“Neoliberal Breakdowns: the Biopolitics of the Monstrous” explores non-docile, untamed and unbounded (post)human bodies, interested in possibilities of existence beyond the regulatory regimes of neoliberal optimization. Seeking out the alleged embodiments of breakdown, such as Colson Whitehead’s zombies in his 2011 novel Zone One, I ask how these hybrid creatures offer new grounds for envisioning the human body in a future-oriented way.

My approach is inspired by Donna Haraway’s suggestion that cyborg bodies are “monstrous” in a double sense: they combine organic and non-organic matter, but also ‘demonstrate,’ signifying alternative biopolitical visions. Changing the register from breakdown to breakthrough, this also re-introduces the idea of an ethico-political agency that originates within inhabited bodies, re-activating resistance to the discursive regulatory patterns in a neoliberal biopolitical regime. These monstrous bodies are trans-corporeal, porous, and thus transformational. They can help to build a posthuman lexicon of transformation, hybridity and connectivity.  Ultimately, this entails a vision of life that is centred around the ‘becoming-animal’ of a human existence coextensive with non-human matter. It might seem paradoxical to seek an affirmative biopolitics in the apparently death-bound figures of the zombie, the vampire, or the undead avatar; but these breakdown visions open up cracks in the sheen of late capitalist cocktail-sipping, glittery-dressed “bedraggled drones” (Colson Whitehead), exposing that if a mode of human existence has proven to be a dead end, it is that of unitary, hegemonic self.

This was published in Alluvium, https://www.alluvium-journal.org/2019/08/22/neoliberal-breakdowns-the-biopolitics-of-the-monstrous/

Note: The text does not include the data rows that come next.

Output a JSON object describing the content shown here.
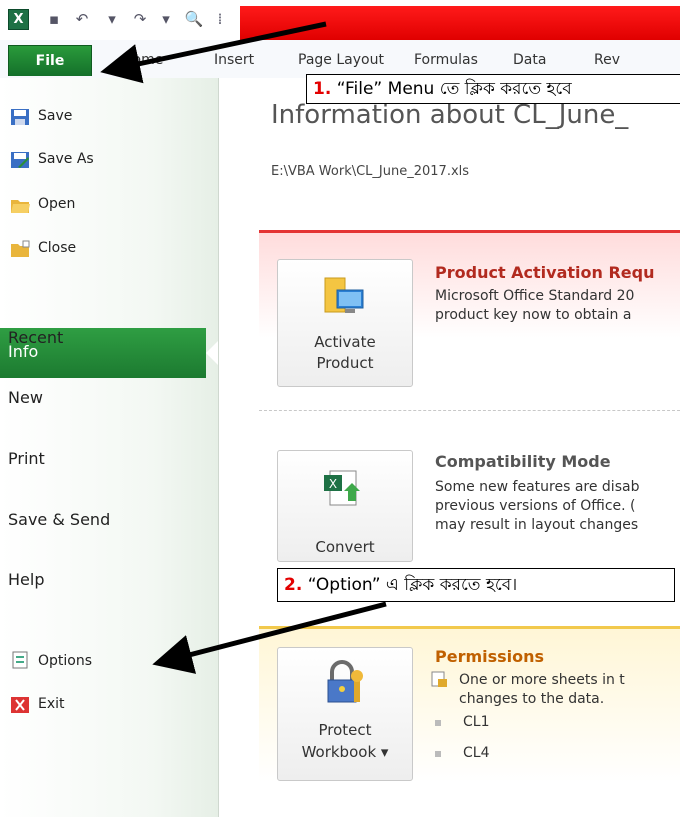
{
  "ribbon": {
    "file": "File",
    "tabs": [
      "Home",
      "Insert",
      "Page Layout",
      "Formulas",
      "Data",
      "Rev"
    ]
  },
  "left": {
    "commands": [
      "Save",
      "Save As",
      "Open",
      "Close"
    ],
    "selected": "Info",
    "nav": [
      "Recent",
      "New",
      "Print",
      "Save & Send",
      "Help"
    ],
    "bottom": [
      "Options",
      "Exit"
    ]
  },
  "main": {
    "title": "Information about CL_June_",
    "path": "E:\\VBA Work\\CL_June_2017.xls",
    "activation": {
      "button": [
        "Activate",
        "Product"
      ],
      "heading": "Product Activation Requ",
      "lines": [
        "Microsoft Office Standard 20",
        "product key now to obtain a"
      ]
    },
    "compat": {
      "button": [
        "Convert"
      ],
      "heading": "Compatibility Mode",
      "lines": [
        "Some new features are disab",
        "previous versions of Office. (",
        "may result in layout changes"
      ]
    },
    "perms": {
      "button": [
        "Protect",
        "Workbook ▾"
      ],
      "heading": "Permissions",
      "lines": [
        "One or more sheets in t",
        "changes to the data."
      ],
      "sheets": [
        "CL1",
        "CL4"
      ]
    }
  },
  "callouts": {
    "one": {
      "num": "1.",
      "text": "“File” Menu তে ক্লিক করতে হবে"
    },
    "two": {
      "num": "2.",
      "text": "“Option” এ ক্লিক করতে হবে।"
    }
  },
  "colors": {
    "file_green": "#1c7a30",
    "title_red": "#e00000",
    "activation_red": "#c0392b",
    "compat_grey": "#555555",
    "perm_orange": "#c06000"
  }
}
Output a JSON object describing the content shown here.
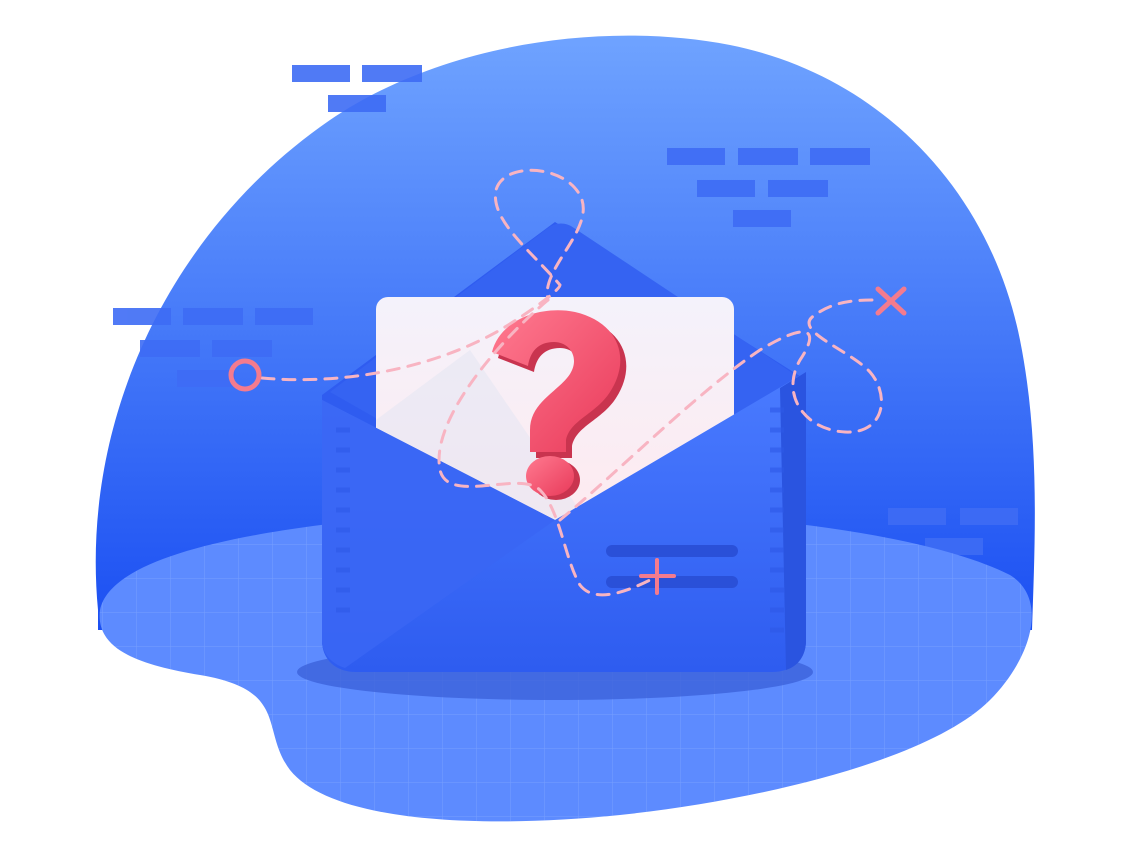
{
  "illustration": {
    "subject": "envelope-question-mark",
    "colors": {
      "background": "#ffffff",
      "blob_top": "#6fa3ff",
      "blob_bottom": "#1b4ff2",
      "floor": "#5d8bff",
      "floor_grid": "#7ea3ff",
      "brick": "#3e6cf5",
      "envelope_back": "#3563f2",
      "envelope_front": "#3d6cfa",
      "envelope_edge": "#2a54e0",
      "letter_top": "#f4f2fb",
      "letter_bottom": "#ffe9ee",
      "question_mark": "#f4536f",
      "path_dash": "#f8b4c2",
      "marker": "#f47b8e",
      "shadow": "#3a5fd8"
    },
    "icons": [
      "question-mark-icon",
      "circle-start-marker-icon",
      "x-end-marker-icon",
      "plus-sparkle-icon"
    ]
  }
}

Katharina Donn, “Neoliberal Breakdowns: the Biopolitics of the Monstrous”. Alluvium, 7.4 (2019): n. pag. Web. 22nd August 2019. DOI: https://doi.org/10.7766/alluvium.v7.4.01